After almost three years in captivity, the crew of the Iceberg 1, a cargo ship hijacked by Somali pirates, are home after finally being rescued. …
Its Dubai-based owner, who appears not to have been insured, refused to pay a ransom for it and simply went to ground, ignoring pleas for help from the hostages’ families.
Meanwhile, the governments representing the different sailors on board – six Indians, nine Yemenis, four Ghanaians, two Sudanese, two Pakistanis and one Filipino – were either unable or unwilling to mount a rescue attempt. …
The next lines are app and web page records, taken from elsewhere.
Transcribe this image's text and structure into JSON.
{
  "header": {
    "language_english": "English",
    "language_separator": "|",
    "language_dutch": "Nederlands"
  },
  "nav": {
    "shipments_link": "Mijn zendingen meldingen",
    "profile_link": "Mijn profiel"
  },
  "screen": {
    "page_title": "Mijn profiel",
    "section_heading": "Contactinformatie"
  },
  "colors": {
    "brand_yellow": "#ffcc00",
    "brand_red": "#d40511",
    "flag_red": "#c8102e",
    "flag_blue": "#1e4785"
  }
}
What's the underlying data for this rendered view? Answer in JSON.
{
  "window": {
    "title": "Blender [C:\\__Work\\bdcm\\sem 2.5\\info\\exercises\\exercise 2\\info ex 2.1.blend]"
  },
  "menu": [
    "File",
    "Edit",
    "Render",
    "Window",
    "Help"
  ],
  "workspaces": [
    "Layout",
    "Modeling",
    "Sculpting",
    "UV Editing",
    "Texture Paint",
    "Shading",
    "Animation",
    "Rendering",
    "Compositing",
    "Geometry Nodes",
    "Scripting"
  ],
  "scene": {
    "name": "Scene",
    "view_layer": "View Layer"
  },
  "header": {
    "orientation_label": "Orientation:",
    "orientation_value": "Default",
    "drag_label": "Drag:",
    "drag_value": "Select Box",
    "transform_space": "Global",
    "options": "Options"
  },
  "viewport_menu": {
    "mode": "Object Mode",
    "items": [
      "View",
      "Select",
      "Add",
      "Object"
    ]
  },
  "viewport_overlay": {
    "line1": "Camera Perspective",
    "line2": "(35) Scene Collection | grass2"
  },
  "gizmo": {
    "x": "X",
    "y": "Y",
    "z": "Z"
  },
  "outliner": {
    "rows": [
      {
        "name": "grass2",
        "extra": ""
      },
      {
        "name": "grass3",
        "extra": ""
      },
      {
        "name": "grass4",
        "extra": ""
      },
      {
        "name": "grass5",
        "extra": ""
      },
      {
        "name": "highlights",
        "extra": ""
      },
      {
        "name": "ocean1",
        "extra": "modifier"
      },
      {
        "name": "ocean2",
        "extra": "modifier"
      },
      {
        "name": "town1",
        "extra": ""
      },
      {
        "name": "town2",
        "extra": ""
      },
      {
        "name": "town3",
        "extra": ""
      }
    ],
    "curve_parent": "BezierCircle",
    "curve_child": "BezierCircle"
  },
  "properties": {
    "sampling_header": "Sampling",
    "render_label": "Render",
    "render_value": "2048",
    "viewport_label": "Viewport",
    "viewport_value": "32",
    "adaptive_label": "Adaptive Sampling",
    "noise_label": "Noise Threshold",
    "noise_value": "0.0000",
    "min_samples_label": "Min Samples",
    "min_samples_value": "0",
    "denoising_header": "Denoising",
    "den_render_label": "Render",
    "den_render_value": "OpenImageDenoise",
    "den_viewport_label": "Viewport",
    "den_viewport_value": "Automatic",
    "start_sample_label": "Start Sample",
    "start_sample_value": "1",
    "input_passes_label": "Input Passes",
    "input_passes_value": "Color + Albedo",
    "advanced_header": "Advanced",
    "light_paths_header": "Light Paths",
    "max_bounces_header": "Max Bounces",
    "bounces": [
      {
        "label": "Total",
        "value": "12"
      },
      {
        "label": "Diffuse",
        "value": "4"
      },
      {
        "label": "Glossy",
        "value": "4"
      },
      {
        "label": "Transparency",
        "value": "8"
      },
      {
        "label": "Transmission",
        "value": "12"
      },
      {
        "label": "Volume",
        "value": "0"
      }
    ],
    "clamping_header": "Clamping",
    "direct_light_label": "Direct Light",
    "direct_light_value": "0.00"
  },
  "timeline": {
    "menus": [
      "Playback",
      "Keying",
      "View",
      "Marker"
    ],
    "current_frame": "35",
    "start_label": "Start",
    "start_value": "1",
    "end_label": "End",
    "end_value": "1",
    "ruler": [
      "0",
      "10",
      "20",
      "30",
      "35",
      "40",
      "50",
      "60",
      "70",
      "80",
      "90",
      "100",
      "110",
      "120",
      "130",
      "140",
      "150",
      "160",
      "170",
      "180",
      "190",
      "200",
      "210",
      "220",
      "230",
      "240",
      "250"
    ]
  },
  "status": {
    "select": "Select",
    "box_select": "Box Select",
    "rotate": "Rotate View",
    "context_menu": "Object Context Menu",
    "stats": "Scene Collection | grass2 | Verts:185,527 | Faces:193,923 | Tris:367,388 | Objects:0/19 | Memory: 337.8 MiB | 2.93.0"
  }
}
Now, though, it has been – courtesy of an armed raid not by the multi-national force, but by Somalia’s own fledgling anti-piracy patrols, who have been trained up a South African private military company. But while I would be the first to congratulate the Somali troops for completing what is an extremely dangerous job, I can’t help wondering why it had to be left to them. Freeing hostages is normally a task deemed suitable only for highly-trained special forces, and without casting aspersions on the Somalis’ abilities, I doubt they quite fall into that category.
The multinational force, on the other hand, has huge special forces assets galore, from Britain, France, the US and so on. Given the appalling plight of this ship, could they not perhaps have made an exception in this case?
The answer, I suspect, is that most nations are generally reluctant to risk the lives of their own troops to free citizens from other countries, which is probably fair enough. But this does give an idea of the limits to which the international force – and note that word “international” – is prepared to go.
One also can’t help wondering why India – which now sees itself as a global superpower, and has perfectly competent special forces – couldn’t have done the raid, given that six of the hostages were Indian. Yes, they would have ended up taking the lead on behalf of a few lesser nations in the process. But isn’t that what being a superpower is all about?
Kudos to the Somalis for pulling themselves together.
Shame on India for not lifting a finger.
It’s time the U.S. and the U.K. seriously think about their global roles as well. Should add China and Russia to the list as well. All countries rely on global trade. All should be willing to do their part to keep global shipping channels free from pirates.
If we’re willing to commit 35,000 troops to kill Afghans who’ve done nothing wrong (other than try to survive) than can’t be pledge a small force of 100 to deal with pirates?